Happy reading!

Love, Miss Camila

Reviews for Young Readers: A Bear Called Paddington

Reviews for Young Readers: A Bear Called Paddington

 

Hello and happy Thursday. I’m very excited to bring you this review because I think it can be the start of something fun in this blog. Basically, for reasons that I might explain in another post, I will be reading and reviewing books for young readers. By this, I mean even younger than middle grade, which is an age category I don’t tend to ever read. I want these reviews to be useful for adults who are in some way responsible for a child’s reading process, so I’ll be giving my input both as a reader and as a teacher.

Today I want to start with probably the cutest discovery of the year for me: A Bear Called Paddington by Michael Bond. I read this book between July 1st and July 4th, 2019 and gave it four stars. As a Colombian, I did not grow up with the figure of Paddington, and I actually only heard about him a few years ago when the movie was released. I have yet to watch the movie, but I expect to love it.

Paddington is a bear who got adopted by the Brown family and who makes an adventure out of every activity, no matter how mundane. I think his books are a great addition to an elementary classroom because the stories are very simple and they are about a family’s everyday life. Besides the tiny little detail of having a bear who talks, reads, writes, and wears proper human clothes, the story is pretty relatable. I would recommend it for children who are dealing with a new sibling or who are trying to understand the process of adoption or being moved to a new family.

The book is divided by chapters but really every chapter is a separate story. You might want to start with chapter one, though, because that one is the story of how the Browns found Paddington and how he got his name. Other than that, you don’t need to read the other chapters in any particular order. I think these stories could be great for a read-aloud, especially for kids who might deem picture books as too simple for them. This is also great for independent reading because it has the most adorable illustrations.

One thing I will say is that you must keep in mind that this book was written over sixty years ago. There is no language that could be considered offensive nowadays, but on two occasions I did notice the use of the words “policeman” and “fireman.” That’s antiquated, in my opinion, and I always use gender-neutral language with my students. Other than that, I found the books to be pretty harmless for young readers.

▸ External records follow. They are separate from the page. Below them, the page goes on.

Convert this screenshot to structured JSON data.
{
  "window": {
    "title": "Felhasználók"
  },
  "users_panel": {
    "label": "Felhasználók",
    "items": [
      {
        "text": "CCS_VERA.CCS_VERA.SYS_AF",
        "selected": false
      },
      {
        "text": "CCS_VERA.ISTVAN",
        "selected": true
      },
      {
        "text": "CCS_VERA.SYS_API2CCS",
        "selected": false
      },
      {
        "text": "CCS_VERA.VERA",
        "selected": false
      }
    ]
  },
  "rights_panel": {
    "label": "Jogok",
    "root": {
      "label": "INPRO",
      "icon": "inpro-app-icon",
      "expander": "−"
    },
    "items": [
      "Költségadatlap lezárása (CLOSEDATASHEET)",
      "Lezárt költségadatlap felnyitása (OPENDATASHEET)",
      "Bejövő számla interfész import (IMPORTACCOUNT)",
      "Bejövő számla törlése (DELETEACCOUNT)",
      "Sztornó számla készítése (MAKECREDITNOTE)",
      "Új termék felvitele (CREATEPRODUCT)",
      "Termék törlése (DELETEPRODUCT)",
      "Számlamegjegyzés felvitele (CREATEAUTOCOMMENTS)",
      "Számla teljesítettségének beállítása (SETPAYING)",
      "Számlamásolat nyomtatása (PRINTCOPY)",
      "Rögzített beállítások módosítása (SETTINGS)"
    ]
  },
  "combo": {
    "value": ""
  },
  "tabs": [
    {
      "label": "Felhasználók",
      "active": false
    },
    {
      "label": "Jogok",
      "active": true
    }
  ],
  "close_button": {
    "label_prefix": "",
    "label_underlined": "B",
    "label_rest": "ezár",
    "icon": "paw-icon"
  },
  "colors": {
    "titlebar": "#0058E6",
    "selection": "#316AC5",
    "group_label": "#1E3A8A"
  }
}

Have you read A Bear Called Paddington? What did you think about it? Let me know in the comments below.

Happy reading!

Love, Miss Camila